- Trump's tariffs on Chinese goods — pointedly kept in place by Biden, even though removing them would aid him in the fight against inflation — are productivist.
- So are Biden's attacks on corporate profiteering.
The catch: While Keynesianism and neoliberalism both had strong academic underpinnings, productivism is more of a grab bag of populist intuitions. While one or two of those ideas might find support from the likes of Rodrik, there's no overarching or particularly coherent theory here.
- "There are signs of a major reorientation toward an economic policy framework that is rooted in production, work, and localism instead of finance, consumerism, and globalism," writes Rodrik.
Worth noting: A core tenet of productivism involves attacking large corporations that are making a lot of money at the expense of consumers, especially when inflation is running hot. (The word "greedflation" often arises.)

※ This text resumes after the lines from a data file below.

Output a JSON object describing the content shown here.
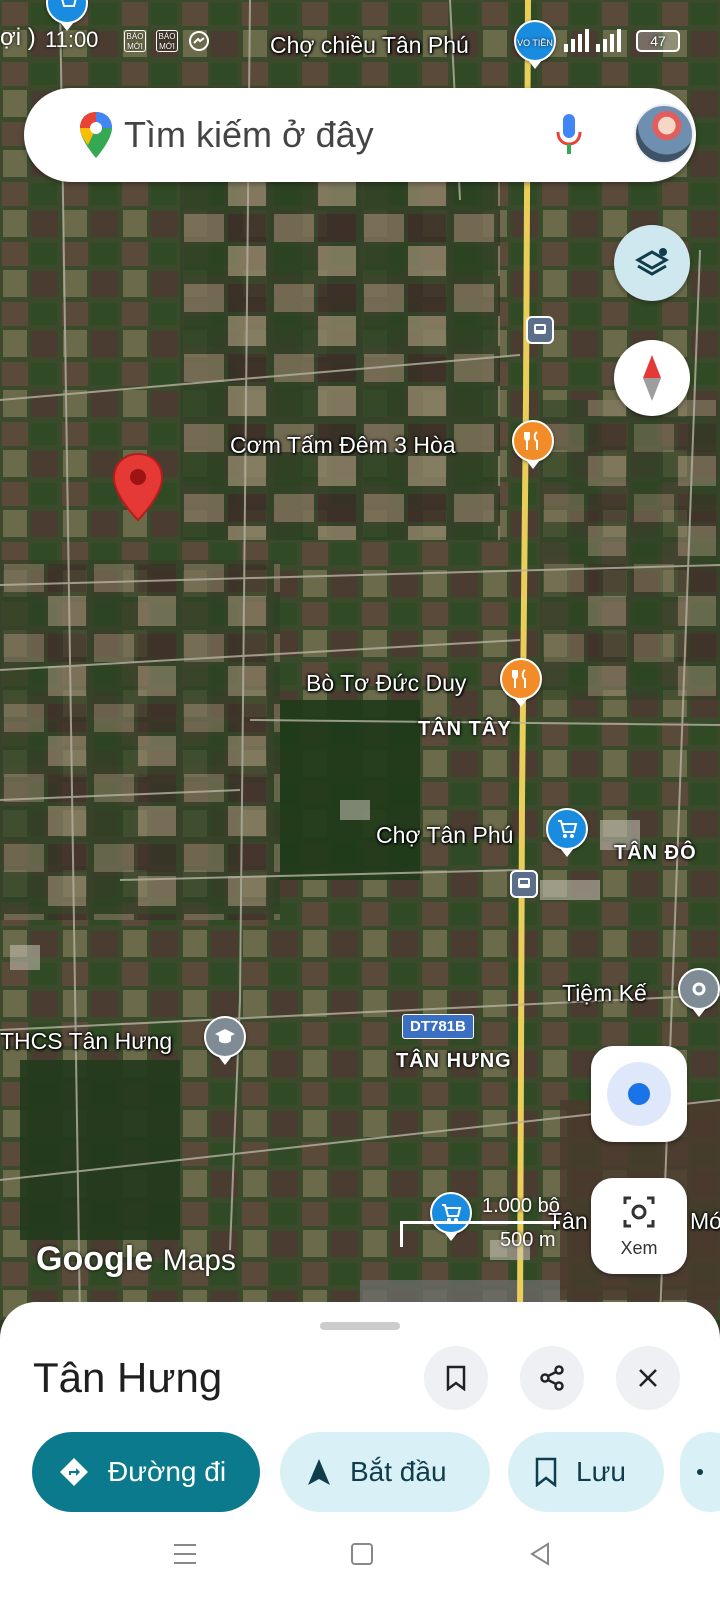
{
  "status_bar": {
    "time": "11:00",
    "left_fragment": "ợi )",
    "battery": "47",
    "icon_bao_1": "BÁO MỚI",
    "icon_bao_2": "BÁO MỚI",
    "vo_tien_badge": "VO TIỀN"
  },
  "search": {
    "placeholder": "Tìm kiếm ở đây"
  },
  "map": {
    "pois": [
      {
        "name": "Chợ chiều Tân Phú",
        "icon": "shopping-cart-icon"
      },
      {
        "name": "Cơm Tấm Đêm 3 Hòa",
        "icon": "restaurant-icon"
      },
      {
        "name": "Bò Tơ Đức Duy",
        "icon": "restaurant-icon"
      },
      {
        "name": "Chợ Tân Phú",
        "icon": "shopping-cart-icon"
      },
      {
        "name": "Tiệm Kế",
        "icon": "place-icon"
      },
      {
        "name": "THCS Tân Hưng",
        "icon": "school-icon"
      },
      {
        "name": "Tân Hoá",
        "icon": "shopping-cart-icon"
      },
      {
        "name": "Mót",
        "icon": "none"
      }
    ],
    "areas": {
      "tan_tay": "TÂN TÂY",
      "tan_dong": "TÂN ĐÔ",
      "tan_hung": "TÂN HƯNG"
    },
    "road_badge": "DT781B",
    "scale": {
      "top": "1.000 bộ",
      "bottom": "500 m"
    },
    "logo_google": "Google",
    "logo_maps": "Maps",
    "selected_pin": "red-location-pin-icon"
  },
  "controls": {
    "layers": "layers-icon",
    "compass": "compass-icon",
    "my_location": "my-location-icon",
    "xem_label": "Xem"
  },
  "sheet": {
    "title": "Tân Hưng",
    "actions": {
      "directions": "Đường đi",
      "start": "Bắt đầu",
      "save": "Lưu"
    }
  },
  "colors": {
    "primary_chip": "#0b7a8c",
    "secondary_chip": "#d9f1f6",
    "restaurant_pin": "#f28c28",
    "shop_pin": "#1a8ce0",
    "selected_pin": "#e53935"
  }
}
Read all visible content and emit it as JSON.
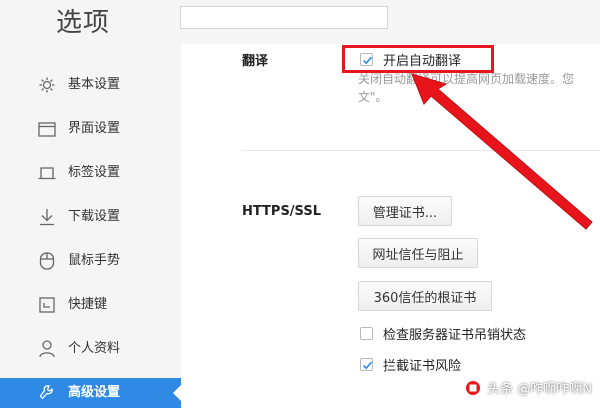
{
  "header": {
    "title": "选项",
    "search_value": ""
  },
  "sidebar": {
    "items": [
      {
        "label": "基本设置",
        "icon": "gear-icon"
      },
      {
        "label": "界面设置",
        "icon": "window-icon"
      },
      {
        "label": "标签设置",
        "icon": "tab-icon"
      },
      {
        "label": "下载设置",
        "icon": "download-icon"
      },
      {
        "label": "鼠标手势",
        "icon": "mouse-icon"
      },
      {
        "label": "快捷键",
        "icon": "keyboard-icon"
      },
      {
        "label": "个人资料",
        "icon": "person-icon"
      },
      {
        "label": "高级设置",
        "icon": "wrench-icon"
      }
    ],
    "active_index": 7
  },
  "translate": {
    "section_label": "翻译",
    "checkbox_label": "开启自动翻译",
    "checked": true,
    "description_line1": "关闭自动翻译可以提高网页加载速度。您",
    "description_line2": "文\"。"
  },
  "https": {
    "section_label": "HTTPS/SSL",
    "manage_cert_button": "管理证书...",
    "url_trust_button": "网址信任与阻止",
    "root_cert_button": "360信任的根证书",
    "check_revocation_label": "检查服务器证书吊销状态",
    "check_revocation_checked": false,
    "block_risk_label": "拦截证书风险",
    "block_risk_checked": true
  },
  "watermark": {
    "text": "头条 @咋啊咋啊N"
  },
  "colors": {
    "accent": "#2f8ae5",
    "highlight": "#e5161d",
    "sidebar_bg": "#f5f5f5"
  }
}
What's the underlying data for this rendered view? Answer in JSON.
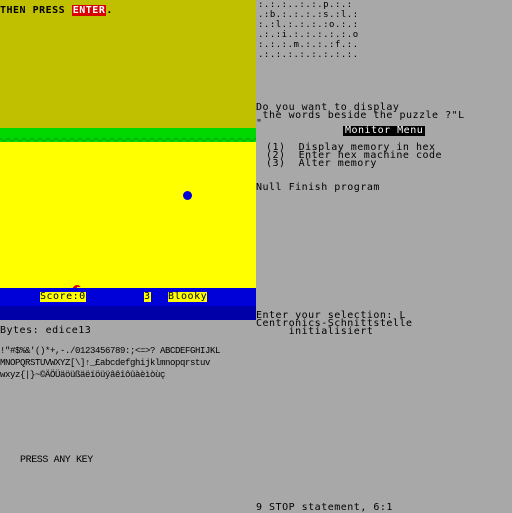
{
  "game": {
    "prompt_prefix": "THEN PRESS ",
    "prompt_key": "ENTER",
    "prompt_suffix": ".",
    "score_label": "Score:0",
    "lives": "3",
    "player_name": "Blooky"
  },
  "loader": {
    "bytes_line": "Bytes: edice13",
    "charset_line1": "!\"#$%&'()*+,-./0123456789:;<=>? ABCDEFGHIJKL",
    "charset_line2": "MNOPQRSTUVWXYZ[\\]↑_£abcdefghijklmnopqrstuv",
    "charset_line3": "wxyz{|}~©ÄÖÜäöüßäëïöüÿâêîôûàèìòùç",
    "press_any_key": "PRESS ANY KEY"
  },
  "puzzle": {
    "row1": ":.:.:..:.:.p.:.:",
    "row2": ".:b.:.:.:.:s.:l.:",
    "row3": ":.:l.:.:.:.:o.:.:",
    "row4": ".:.:i.:.:.:.:.:.o",
    "row5": ":.:.:.m.:.:.:f.:.",
    "row6": ".:.:.:.:.:.:.:.:."
  },
  "monitor": {
    "question_line1": "Do you want to display",
    "question_line2": " the words beside the puzzle ?\"L",
    "question_line3": "\"",
    "menu_title": "Monitor Menu",
    "options": [
      "(1)  Display memory in hex",
      "(2)  Enter hex machine code",
      "(3)  Alter memory"
    ],
    "null_line": "Null Finish program",
    "selection_line": "Enter your selection: L",
    "centronics_line1": "Centronics-Schnittstelle",
    "centronics_line2": "     initialisiert",
    "stop_line": "9 STOP statement, 6:1"
  },
  "colors": {
    "sky": "#c0c000",
    "grass": "#00d800",
    "ground": "#ffff00",
    "status_bar": "#0000d8",
    "background": "#a8a8a8"
  }
}
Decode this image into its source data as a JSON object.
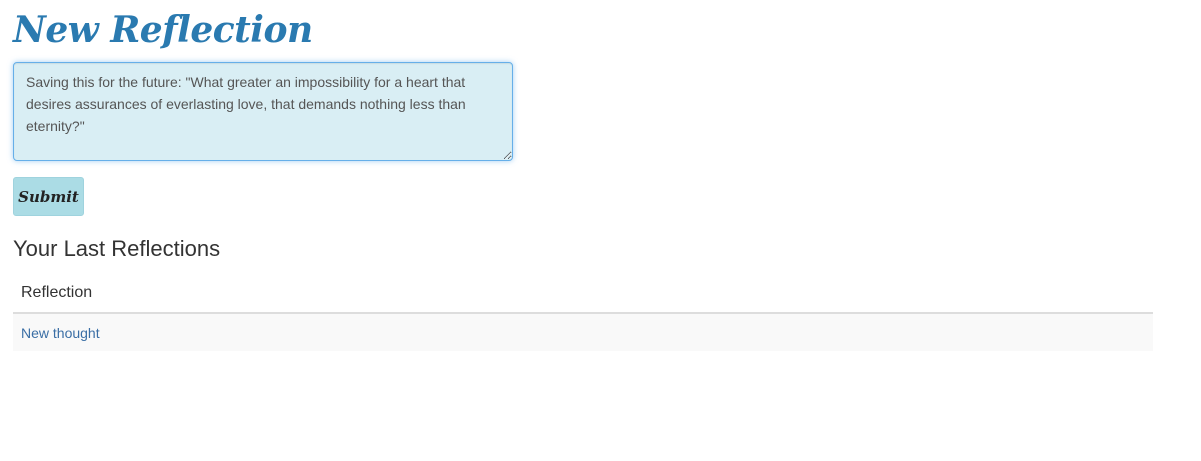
{
  "header": {
    "title": "New Reflection"
  },
  "form": {
    "reflection_text": "Saving this for the future: \"What greater an impossibility for a heart that desires assurances of everlasting love, that demands nothing less than eternity?\"",
    "submit_label": "Submit"
  },
  "reflections": {
    "section_title": "Your Last Reflections",
    "columns": [
      "Reflection"
    ],
    "rows": [
      {
        "title": "New thought"
      }
    ]
  },
  "colors": {
    "title": "#2a7ab0",
    "textarea_bg": "#d9eef4",
    "textarea_border": "#66afe9",
    "button_bg": "#abdce5",
    "link": "#3a6ea5",
    "row_bg": "#f9f9f9"
  }
}
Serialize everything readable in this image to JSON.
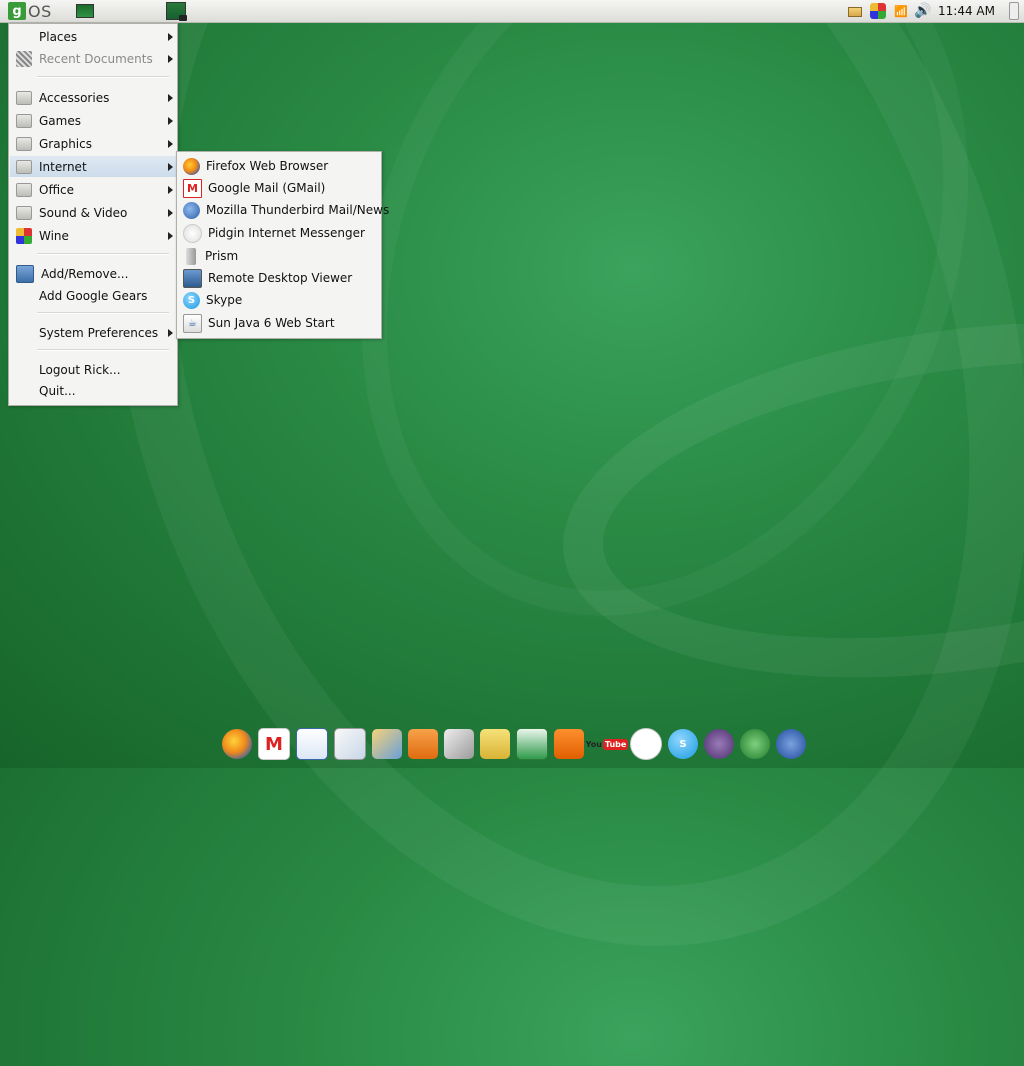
{
  "panel": {
    "logo_g": "g",
    "logo_os": "OS",
    "clock": "11:44 AM",
    "icons": [
      "show-desktop-icon",
      "screenshot-icon",
      "battery-icon",
      "wine-tray-icon",
      "network-icon",
      "volume-icon"
    ]
  },
  "main_menu": {
    "items": [
      {
        "label": "Places",
        "submenu": true
      },
      {
        "label": "Recent Documents",
        "submenu": true,
        "disabled": true
      },
      {
        "label": "Accessories",
        "submenu": true
      },
      {
        "label": "Games",
        "submenu": true
      },
      {
        "label": "Graphics",
        "submenu": true
      },
      {
        "label": "Internet",
        "submenu": true,
        "active": true
      },
      {
        "label": "Office",
        "submenu": true
      },
      {
        "label": "Sound & Video",
        "submenu": true
      },
      {
        "label": "Wine",
        "submenu": true
      },
      {
        "label": "Add/Remove...",
        "submenu": false
      },
      {
        "label": "Add Google Gears",
        "submenu": false
      },
      {
        "label": "System Preferences",
        "submenu": true
      },
      {
        "label": "Logout Rick...",
        "submenu": false
      },
      {
        "label": "Quit...",
        "submenu": false
      }
    ]
  },
  "internet_submenu": {
    "items": [
      {
        "label": "Firefox Web Browser",
        "icon": "firefox-icon"
      },
      {
        "label": "Google Mail (GMail)",
        "icon": "gmail-icon"
      },
      {
        "label": "Mozilla Thunderbird Mail/News",
        "icon": "thunderbird-icon"
      },
      {
        "label": "Pidgin Internet Messenger",
        "icon": "pidgin-icon"
      },
      {
        "label": "Prism",
        "icon": "prism-icon"
      },
      {
        "label": "Remote Desktop Viewer",
        "icon": "remote-desktop-icon"
      },
      {
        "label": "Skype",
        "icon": "skype-icon"
      },
      {
        "label": "Sun Java 6 Web Start",
        "icon": "java-icon"
      }
    ]
  },
  "dock": {
    "icons": [
      "firefox-icon",
      "gmail-icon",
      "calendar-icon",
      "docs-icon",
      "photos-icon",
      "rss-reader-icon",
      "news-icon",
      "shopping-icon",
      "spreadsheet-icon",
      "blogger-icon",
      "youtube-icon",
      "talk-icon",
      "skype-icon",
      "openoffice-icon",
      "openoffice-calc-icon",
      "openoffice-writer-icon"
    ],
    "youtube_text_1": "You",
    "youtube_text_2": "Tube",
    "gmail_glyph": "M"
  }
}
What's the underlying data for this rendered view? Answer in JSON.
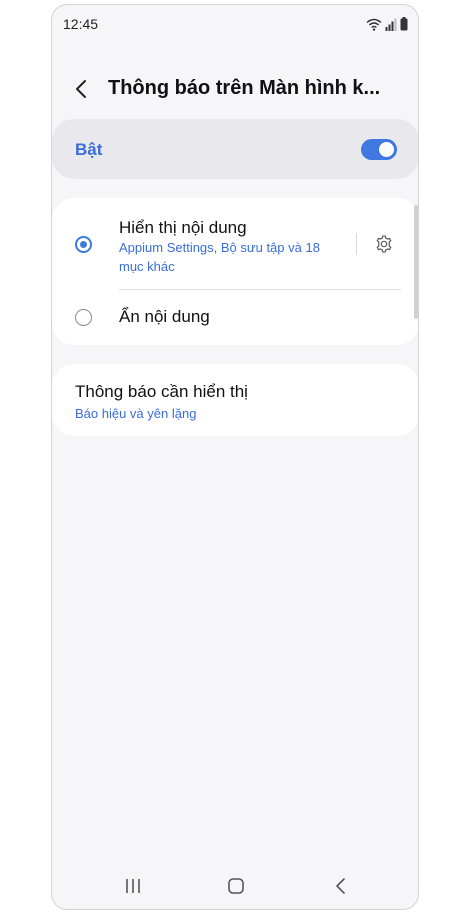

- Gas prices rose more quickly than oil prices after Russia invaded Ukraine, and continue to trade at a premium even now that oil prices are falling. (See the chart on page 12 of this deck.) Energy companies that refine crude oil into gasoline and sell it at a markup to drivers are therefore in the crosshairs.
- Airfares are the main mechanism by which airlines attempt to reduce demand for seats that they're struggling to provide given a lack of staff both on planes and in airports. Lufthansa, for instance, has set a minimum fare of more than $1,000 for a return flight from Frankfurt to London (90 minutes each way) — a classic case of worse service resulting in higher prices.
- Mortgage rates are seeing profit margins near all-time highs, as measured by the gap between them and the 10-year Treasury bond. Just as with gasoline, rates might be falling, but they're falling more slowly than the thing they're based off.
By the numbers: 10-year interest rates were actually slightly lower Friday morning (before the new jobs data came out) than they were on May 19, but mortgage rates had risen by 0.45 points over the same time frame.
- Go back a year earlier, to May 2021, and while Treasuries had climbed by 1.16 points since then, mortgage rates had gone up by 2.76 points — well over double the increase.
- Treasury yields rose sharply on Friday. If recent history is any guide, that's going to cause mortgage rates to rise even more.
- It's not clear that the extra spread on mortgages means extra profits for big banks; it could just reflect conditions in the market for mortgage-backed securities. But don't expect such subtleties to find their way into the political discourse.
The bottom line: Productivism spells bad news for Wall Street writ large, and good news for small and local businesses, especially if they have the ear of their local politicians.